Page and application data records
^^^^^^^^^^^^^^^^
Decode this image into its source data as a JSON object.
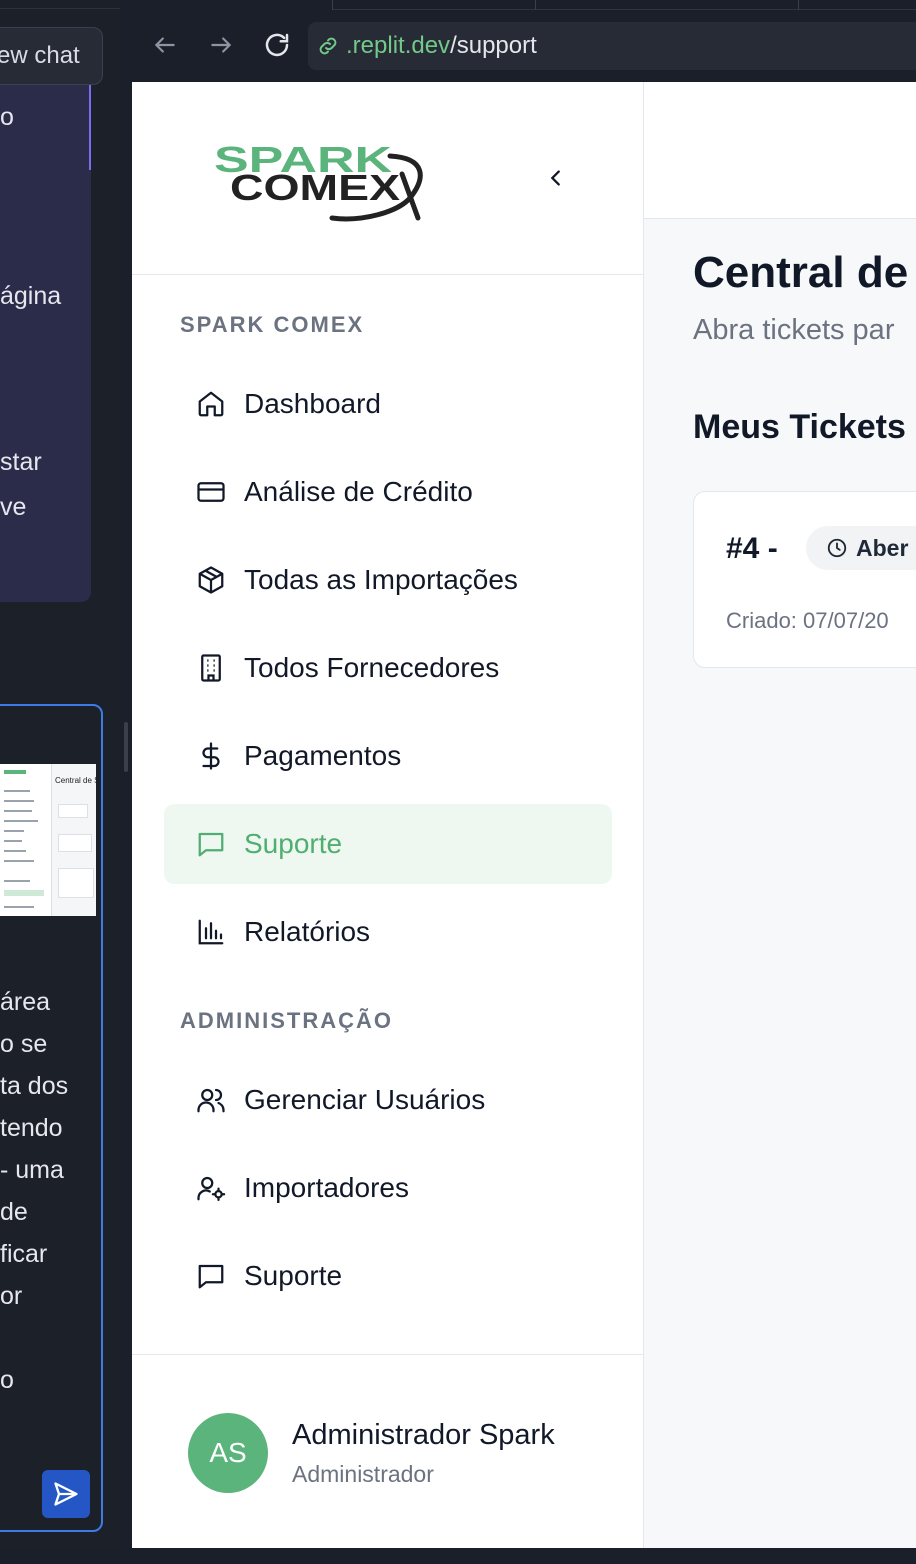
{
  "chat": {
    "new_chat_label": "ew chat",
    "message_lines": [
      "o",
      "ágina",
      "star",
      "ve"
    ],
    "thumbnail_title": "Central de S",
    "input_lines": [
      "área",
      "o se",
      "ta dos",
      "tendo",
      "- uma",
      "de",
      "ficar",
      "or",
      "o"
    ]
  },
  "browser": {
    "url_host": ".replit.dev",
    "url_path": "/support"
  },
  "logo": {
    "line1": "SPARK",
    "line2": "COMEX"
  },
  "sidebar": {
    "section1": "SPARK COMEX",
    "items": [
      {
        "label": "Dashboard",
        "icon": "home-icon"
      },
      {
        "label": "Análise de Crédito",
        "icon": "credit-card-icon"
      },
      {
        "label": "Todas as Importações",
        "icon": "package-icon"
      },
      {
        "label": "Todos Fornecedores",
        "icon": "building-icon"
      },
      {
        "label": "Pagamentos",
        "icon": "dollar-icon"
      },
      {
        "label": "Suporte",
        "icon": "message-icon",
        "active": true
      },
      {
        "label": "Relatórios",
        "icon": "bar-chart-icon"
      }
    ],
    "section2": "ADMINISTRAÇÃO",
    "admin_items": [
      {
        "label": "Gerenciar Usuários",
        "icon": "users-icon"
      },
      {
        "label": "Importadores",
        "icon": "user-cog-icon"
      },
      {
        "label": "Suporte",
        "icon": "message-icon"
      }
    ]
  },
  "user": {
    "initials": "AS",
    "name": "Administrador Spark",
    "role": "Administrador"
  },
  "main": {
    "title": "Central de",
    "subtitle": "Abra tickets par",
    "section_title": "Meus Tickets",
    "ticket": {
      "id": "#4 -",
      "status": "Aber",
      "created": "Criado: 07/07/20"
    }
  },
  "colors": {
    "accent": "#5bb47b",
    "active_bg": "#eef8f1",
    "chat_accent": "#3d7be6"
  }
}
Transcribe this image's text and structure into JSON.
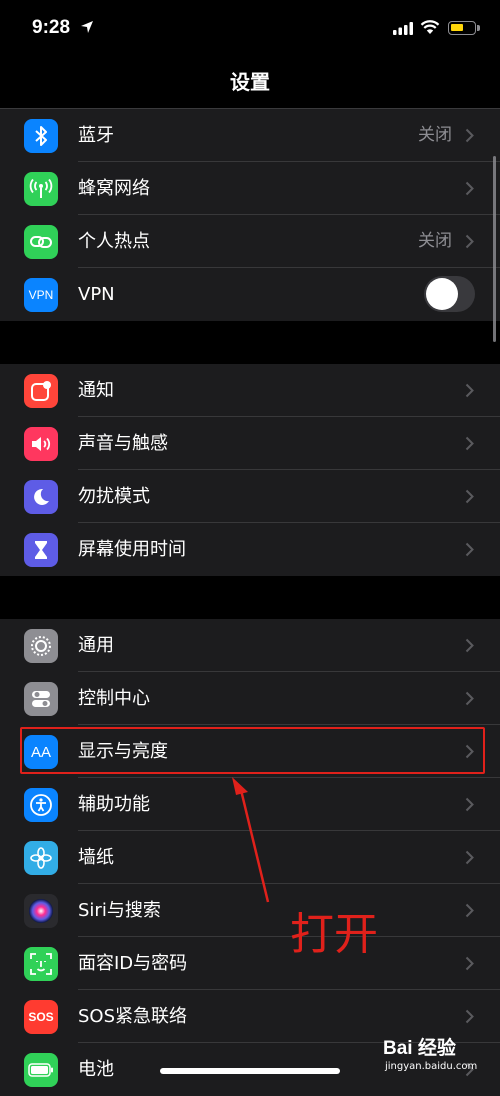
{
  "status": {
    "time": "9:28"
  },
  "nav": {
    "title": "设置"
  },
  "groups": [
    {
      "items": [
        {
          "label": "蓝牙",
          "value": "关闭",
          "icon": "bluetooth-icon",
          "color": "#0a84ff"
        },
        {
          "label": "蜂窝网络",
          "icon": "cellular-icon",
          "color": "#30d158"
        },
        {
          "label": "个人热点",
          "value": "关闭",
          "icon": "hotspot-icon",
          "color": "#30d158"
        },
        {
          "label": "VPN",
          "icon": "vpn-icon",
          "icon_text": "VPN",
          "color": "#0a84ff",
          "toggle": false
        }
      ]
    },
    {
      "items": [
        {
          "label": "通知",
          "icon": "notifications-icon",
          "color": "#ff453a"
        },
        {
          "label": "声音与触感",
          "icon": "speaker-icon",
          "color": "#ff375f"
        },
        {
          "label": "勿扰模式",
          "icon": "moon-icon",
          "color": "#5e5ce6"
        },
        {
          "label": "屏幕使用时间",
          "icon": "hourglass-icon",
          "color": "#5e5ce6"
        }
      ]
    },
    {
      "items": [
        {
          "label": "通用",
          "icon": "gear-icon",
          "color": "#8e8e93"
        },
        {
          "label": "控制中心",
          "icon": "switches-icon",
          "color": "#8e8e93"
        },
        {
          "label": "显示与亮度",
          "icon": "display-aa-icon",
          "icon_text": "AA",
          "color": "#0a84ff"
        },
        {
          "label": "辅助功能",
          "icon": "accessibility-icon",
          "color": "#0a84ff"
        },
        {
          "label": "墙纸",
          "icon": "wallpaper-icon",
          "color": "#32ade6"
        },
        {
          "label": "Siri与搜索",
          "icon": "siri-icon",
          "color": "#1c1c1e"
        },
        {
          "label": "面容ID与密码",
          "icon": "faceid-icon",
          "color": "#30d158"
        },
        {
          "label": "SOS紧急联络",
          "icon": "sos-icon",
          "icon_text": "SOS",
          "color": "#ff3b30"
        },
        {
          "label": "电池",
          "icon": "battery-icon",
          "color": "#30d158"
        }
      ]
    }
  ],
  "annotation": {
    "text": "打开",
    "color": "#e0211b"
  },
  "watermark": {
    "brand": "Bai  经验",
    "url": "jingyan.baidu.com"
  }
}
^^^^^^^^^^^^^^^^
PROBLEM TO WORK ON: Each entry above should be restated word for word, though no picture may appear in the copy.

OUTPUT OF THE TASK:
Decode this image into its source data as a JSON object.
{
  "chat": {
    "new_chat_label": "ew chat",
    "message_lines": [
      "o",
      "ágina",
      "star",
      "ve"
    ],
    "thumbnail_title": "Central de S",
    "input_lines": [
      "área",
      "o se",
      "ta dos",
      "tendo",
      "- uma",
      "de",
      "ficar",
      "or",
      "o"
    ]
  },
  "browser": {
    "url_host": ".replit.dev",
    "url_path": "/support"
  },
  "logo": {
    "line1": "SPARK",
    "line2": "COMEX"
  },
  "sidebar": {
    "section1": "SPARK COMEX",
    "items": [
      {
        "label": "Dashboard",
        "icon": "home-icon"
      },
      {
        "label": "Análise de Crédito",
        "icon": "credit-card-icon"
      },
      {
        "label": "Todas as Importações",
        "icon": "package-icon"
      },
      {
        "label": "Todos Fornecedores",
        "icon": "building-icon"
      },
      {
        "label": "Pagamentos",
        "icon": "dollar-icon"
      },
      {
        "label": "Suporte",
        "icon": "message-icon",
        "active": true
      },
      {
        "label": "Relatórios",
        "icon": "bar-chart-icon"
      }
    ],
    "section2": "ADMINISTRAÇÃO",
    "admin_items": [
      {
        "label": "Gerenciar Usuários",
        "icon": "users-icon"
      },
      {
        "label": "Importadores",
        "icon": "user-cog-icon"
      },
      {
        "label": "Suporte",
        "icon": "message-icon"
      }
    ]
  },
  "user": {
    "initials": "AS",
    "name": "Administrador Spark",
    "role": "Administrador"
  },
  "main": {
    "title": "Central de",
    "subtitle": "Abra tickets par",
    "section_title": "Meus Tickets",
    "ticket": {
      "id": "#4 -",
      "status": "Aber",
      "created": "Criado: 07/07/20"
    }
  },
  "colors": {
    "accent": "#5bb47b",
    "active_bg": "#eef8f1",
    "chat_accent": "#3d7be6"
  }
}
Transcribe this image's text and structure into JSON.
{
  "status": {
    "time": "9:28"
  },
  "nav": {
    "title": "设置"
  },
  "groups": [
    {
      "items": [
        {
          "label": "蓝牙",
          "value": "关闭",
          "icon": "bluetooth-icon",
          "color": "#0a84ff"
        },
        {
          "label": "蜂窝网络",
          "icon": "cellular-icon",
          "color": "#30d158"
        },
        {
          "label": "个人热点",
          "value": "关闭",
          "icon": "hotspot-icon",
          "color": "#30d158"
        },
        {
          "label": "VPN",
          "icon": "vpn-icon",
          "icon_text": "VPN",
          "color": "#0a84ff",
          "toggle": false
        }
      ]
    },
    {
      "items": [
        {
          "label": "通知",
          "icon": "notifications-icon",
          "color": "#ff453a"
        },
        {
          "label": "声音与触感",
          "icon": "speaker-icon",
          "color": "#ff375f"
        },
        {
          "label": "勿扰模式",
          "icon": "moon-icon",
          "color": "#5e5ce6"
        },
        {
          "label": "屏幕使用时间",
          "icon": "hourglass-icon",
          "color": "#5e5ce6"
        }
      ]
    },
    {
      "items": [
        {
          "label": "通用",
          "icon": "gear-icon",
          "color": "#8e8e93"
        },
        {
          "label": "控制中心",
          "icon": "switches-icon",
          "color": "#8e8e93"
        },
        {
          "label": "显示与亮度",
          "icon": "display-aa-icon",
          "icon_text": "AA",
          "color": "#0a84ff"
        },
        {
          "label": "辅助功能",
          "icon": "accessibility-icon",
          "color": "#0a84ff"
        },
        {
          "label": "墙纸",
          "icon": "wallpaper-icon",
          "color": "#32ade6"
        },
        {
          "label": "Siri与搜索",
          "icon": "siri-icon",
          "color": "#1c1c1e"
        },
        {
          "label": "面容ID与密码",
          "icon": "faceid-icon",
          "color": "#30d158"
        },
        {
          "label": "SOS紧急联络",
          "icon": "sos-icon",
          "icon_text": "SOS",
          "color": "#ff3b30"
        },
        {
          "label": "电池",
          "icon": "battery-icon",
          "color": "#30d158"
        }
      ]
    }
  ],
  "annotation": {
    "text": "打开",
    "color": "#e0211b"
  },
  "watermark": {
    "brand": "Bai  经验",
    "url": "jingyan.baidu.com"
  }
}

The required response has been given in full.